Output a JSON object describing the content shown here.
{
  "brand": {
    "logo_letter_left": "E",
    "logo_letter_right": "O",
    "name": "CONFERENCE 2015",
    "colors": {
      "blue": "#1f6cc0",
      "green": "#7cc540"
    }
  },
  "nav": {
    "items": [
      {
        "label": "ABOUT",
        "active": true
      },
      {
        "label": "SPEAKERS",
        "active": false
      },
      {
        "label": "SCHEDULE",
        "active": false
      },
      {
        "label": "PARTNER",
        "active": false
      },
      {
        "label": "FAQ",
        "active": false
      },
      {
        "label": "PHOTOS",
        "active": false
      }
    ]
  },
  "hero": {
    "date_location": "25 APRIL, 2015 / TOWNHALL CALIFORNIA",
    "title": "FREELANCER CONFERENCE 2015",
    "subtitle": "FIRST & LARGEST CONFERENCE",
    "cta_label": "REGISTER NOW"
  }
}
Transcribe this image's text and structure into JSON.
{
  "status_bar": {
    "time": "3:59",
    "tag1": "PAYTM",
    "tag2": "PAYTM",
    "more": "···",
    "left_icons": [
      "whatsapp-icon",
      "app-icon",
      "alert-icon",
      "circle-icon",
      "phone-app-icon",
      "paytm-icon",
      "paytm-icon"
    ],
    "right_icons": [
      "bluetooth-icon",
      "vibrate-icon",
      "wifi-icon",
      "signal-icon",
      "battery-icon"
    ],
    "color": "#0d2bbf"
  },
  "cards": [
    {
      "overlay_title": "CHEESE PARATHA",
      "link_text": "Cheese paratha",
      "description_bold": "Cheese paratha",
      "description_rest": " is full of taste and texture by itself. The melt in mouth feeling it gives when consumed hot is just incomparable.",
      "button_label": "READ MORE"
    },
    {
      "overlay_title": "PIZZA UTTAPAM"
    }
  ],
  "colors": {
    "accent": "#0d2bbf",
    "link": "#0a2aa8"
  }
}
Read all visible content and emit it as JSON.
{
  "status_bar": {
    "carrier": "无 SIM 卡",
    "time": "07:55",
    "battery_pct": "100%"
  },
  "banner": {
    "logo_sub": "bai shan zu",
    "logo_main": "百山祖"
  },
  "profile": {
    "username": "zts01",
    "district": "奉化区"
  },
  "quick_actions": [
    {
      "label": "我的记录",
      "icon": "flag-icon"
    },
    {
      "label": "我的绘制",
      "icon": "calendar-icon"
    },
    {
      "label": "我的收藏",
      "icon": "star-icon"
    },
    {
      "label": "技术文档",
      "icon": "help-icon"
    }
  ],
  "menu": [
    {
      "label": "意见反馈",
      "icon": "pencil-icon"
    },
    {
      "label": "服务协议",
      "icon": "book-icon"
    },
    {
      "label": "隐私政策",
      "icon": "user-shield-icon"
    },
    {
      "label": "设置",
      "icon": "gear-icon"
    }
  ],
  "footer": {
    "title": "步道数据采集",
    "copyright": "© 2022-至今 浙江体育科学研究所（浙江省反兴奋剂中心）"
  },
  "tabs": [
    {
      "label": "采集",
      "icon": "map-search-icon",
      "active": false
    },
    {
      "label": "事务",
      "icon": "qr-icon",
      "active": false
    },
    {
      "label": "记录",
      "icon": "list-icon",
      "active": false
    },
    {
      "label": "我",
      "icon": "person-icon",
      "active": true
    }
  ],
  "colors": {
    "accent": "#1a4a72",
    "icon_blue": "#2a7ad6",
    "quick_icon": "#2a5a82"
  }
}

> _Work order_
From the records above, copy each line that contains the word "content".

> _The completed task_
Output a JSON object describing the content shown here.
Read all visible content and emit it as JSON.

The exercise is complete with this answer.